--- WHAT YOU SHOULD DO ---
Copy the records below exactly as they are written.

[[ GIVEN DATA open ]]

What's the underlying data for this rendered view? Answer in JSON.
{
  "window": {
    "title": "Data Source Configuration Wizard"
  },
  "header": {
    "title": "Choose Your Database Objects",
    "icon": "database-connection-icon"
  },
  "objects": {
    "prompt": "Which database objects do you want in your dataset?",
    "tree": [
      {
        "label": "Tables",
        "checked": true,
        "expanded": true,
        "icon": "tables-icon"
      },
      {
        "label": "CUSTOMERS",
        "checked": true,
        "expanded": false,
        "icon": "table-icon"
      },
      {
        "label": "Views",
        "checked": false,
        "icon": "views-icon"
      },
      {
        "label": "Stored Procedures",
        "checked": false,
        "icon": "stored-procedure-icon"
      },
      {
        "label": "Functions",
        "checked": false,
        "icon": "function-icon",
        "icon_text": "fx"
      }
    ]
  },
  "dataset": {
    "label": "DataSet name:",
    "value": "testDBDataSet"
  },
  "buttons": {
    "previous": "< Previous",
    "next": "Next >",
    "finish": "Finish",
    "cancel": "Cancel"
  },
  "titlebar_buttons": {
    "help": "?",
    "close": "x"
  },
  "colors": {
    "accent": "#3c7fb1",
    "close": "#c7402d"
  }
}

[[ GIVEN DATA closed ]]

--- ANSWER TO THE PROBLEM ---
What's the underlying data for this rendered view? Answer in JSON.
{
  "window": {
    "title": "Data Source Configuration Wizard"
  },
  "header": {
    "title": "Choose Your Database Objects",
    "icon": "database-connection-icon"
  },
  "objects": {
    "prompt": "Which database objects do you want in your dataset?",
    "tree": [
      {
        "label": "Tables",
        "checked": true,
        "expanded": true,
        "icon": "tables-icon"
      },
      {
        "label": "CUSTOMERS",
        "checked": true,
        "expanded": false,
        "icon": "table-icon"
      },
      {
        "label": "Views",
        "checked": false,
        "icon": "views-icon"
      },
      {
        "label": "Stored Procedures",
        "checked": false,
        "icon": "stored-procedure-icon"
      },
      {
        "label": "Functions",
        "checked": false,
        "icon": "function-icon",
        "icon_text": "fx"
      }
    ]
  },
  "dataset": {
    "label": "DataSet name:",
    "value": "testDBDataSet"
  },
  "buttons": {
    "previous": "< Previous",
    "next": "Next >",
    "finish": "Finish",
    "cancel": "Cancel"
  },
  "titlebar_buttons": {
    "help": "?",
    "close": "x"
  },
  "colors": {
    "accent": "#3c7fb1",
    "close": "#c7402d"
  }
}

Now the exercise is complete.